── MATERIAL PROVIDED ──

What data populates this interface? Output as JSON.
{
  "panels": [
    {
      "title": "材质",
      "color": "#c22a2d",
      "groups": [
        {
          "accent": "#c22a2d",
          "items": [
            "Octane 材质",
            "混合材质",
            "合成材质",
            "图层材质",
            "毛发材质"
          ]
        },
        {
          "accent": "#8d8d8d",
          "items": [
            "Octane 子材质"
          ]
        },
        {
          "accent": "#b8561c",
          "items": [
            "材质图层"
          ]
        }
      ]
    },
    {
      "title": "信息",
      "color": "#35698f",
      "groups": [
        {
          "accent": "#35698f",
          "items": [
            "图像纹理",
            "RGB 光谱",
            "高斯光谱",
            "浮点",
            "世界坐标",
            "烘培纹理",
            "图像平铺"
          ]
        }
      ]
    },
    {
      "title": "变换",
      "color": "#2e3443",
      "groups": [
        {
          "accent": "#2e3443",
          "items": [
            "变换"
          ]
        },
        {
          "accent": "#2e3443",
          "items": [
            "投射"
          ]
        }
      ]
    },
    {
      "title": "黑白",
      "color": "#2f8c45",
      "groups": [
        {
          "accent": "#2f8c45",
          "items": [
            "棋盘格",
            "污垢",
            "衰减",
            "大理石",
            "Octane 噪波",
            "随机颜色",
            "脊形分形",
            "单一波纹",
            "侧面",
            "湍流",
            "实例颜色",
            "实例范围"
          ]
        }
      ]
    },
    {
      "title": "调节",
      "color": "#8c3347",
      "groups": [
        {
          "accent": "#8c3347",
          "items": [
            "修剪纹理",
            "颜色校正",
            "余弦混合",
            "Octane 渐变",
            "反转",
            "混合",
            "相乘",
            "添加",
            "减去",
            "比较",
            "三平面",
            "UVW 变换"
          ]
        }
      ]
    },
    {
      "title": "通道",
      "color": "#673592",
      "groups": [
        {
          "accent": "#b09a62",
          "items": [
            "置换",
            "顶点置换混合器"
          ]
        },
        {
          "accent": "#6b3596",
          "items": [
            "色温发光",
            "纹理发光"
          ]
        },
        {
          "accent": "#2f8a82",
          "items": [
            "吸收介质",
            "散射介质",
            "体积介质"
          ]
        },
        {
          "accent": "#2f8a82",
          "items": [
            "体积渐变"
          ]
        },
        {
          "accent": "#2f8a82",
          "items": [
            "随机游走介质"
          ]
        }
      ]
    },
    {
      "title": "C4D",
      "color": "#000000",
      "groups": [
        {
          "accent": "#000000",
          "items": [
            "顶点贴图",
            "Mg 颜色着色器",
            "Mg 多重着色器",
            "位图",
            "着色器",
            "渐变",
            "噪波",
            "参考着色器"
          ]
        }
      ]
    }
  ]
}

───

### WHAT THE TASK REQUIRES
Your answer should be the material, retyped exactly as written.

### YOUR RESPONSE
What data populates this interface? Output as JSON.
{
  "panels": [
    {
      "title": "材质",
      "color": "#c22a2d",
      "groups": [
        {
          "accent": "#c22a2d",
          "items": [
            "Octane 材质",
            "混合材质",
            "合成材质",
            "图层材质",
            "毛发材质"
          ]
        },
        {
          "accent": "#8d8d8d",
          "items": [
            "Octane 子材质"
          ]
        },
        {
          "accent": "#b8561c",
          "items": [
            "材质图层"
          ]
        }
      ]
    },
    {
      "title": "信息",
      "color": "#35698f",
      "groups": [
        {
          "accent": "#35698f",
          "items": [
            "图像纹理",
            "RGB 光谱",
            "高斯光谱",
            "浮点",
            "世界坐标",
            "烘培纹理",
            "图像平铺"
          ]
        }
      ]
    },
    {
      "title": "变换",
      "color": "#2e3443",
      "groups": [
        {
          "accent": "#2e3443",
          "items": [
            "变换"
          ]
        },
        {
          "accent": "#2e3443",
          "items": [
            "投射"
          ]
        }
      ]
    },
    {
      "title": "黑白",
      "color": "#2f8c45",
      "groups": [
        {
          "accent": "#2f8c45",
          "items": [
            "棋盘格",
            "污垢",
            "衰减",
            "大理石",
            "Octane 噪波",
            "随机颜色",
            "脊形分形",
            "单一波纹",
            "侧面",
            "湍流",
            "实例颜色",
            "实例范围"
          ]
        }
      ]
    },
    {
      "title": "调节",
      "color": "#8c3347",
      "groups": [
        {
          "accent": "#8c3347",
          "items": [
            "修剪纹理",
            "颜色校正",
            "余弦混合",
            "Octane 渐变",
            "反转",
            "混合",
            "相乘",
            "添加",
            "减去",
            "比较",
            "三平面",
            "UVW 变换"
          ]
        }
      ]
    },
    {
      "title": "通道",
      "color": "#673592",
      "groups": [
        {
          "accent": "#b09a62",
          "items": [
            "置换",
            "顶点置换混合器"
          ]
        },
        {
          "accent": "#6b3596",
          "items": [
            "色温发光",
            "纹理发光"
          ]
        },
        {
          "accent": "#2f8a82",
          "items": [
            "吸收介质",
            "散射介质",
            "体积介质"
          ]
        },
        {
          "accent": "#2f8a82",
          "items": [
            "体积渐变"
          ]
        },
        {
          "accent": "#2f8a82",
          "items": [
            "随机游走介质"
          ]
        }
      ]
    },
    {
      "title": "C4D",
      "color": "#000000",
      "groups": [
        {
          "accent": "#000000",
          "items": [
            "顶点贴图",
            "Mg 颜色着色器",
            "Mg 多重着色器",
            "位图",
            "着色器",
            "渐变",
            "噪波",
            "参考着色器"
          ]
        }
      ]
    }
  ]
}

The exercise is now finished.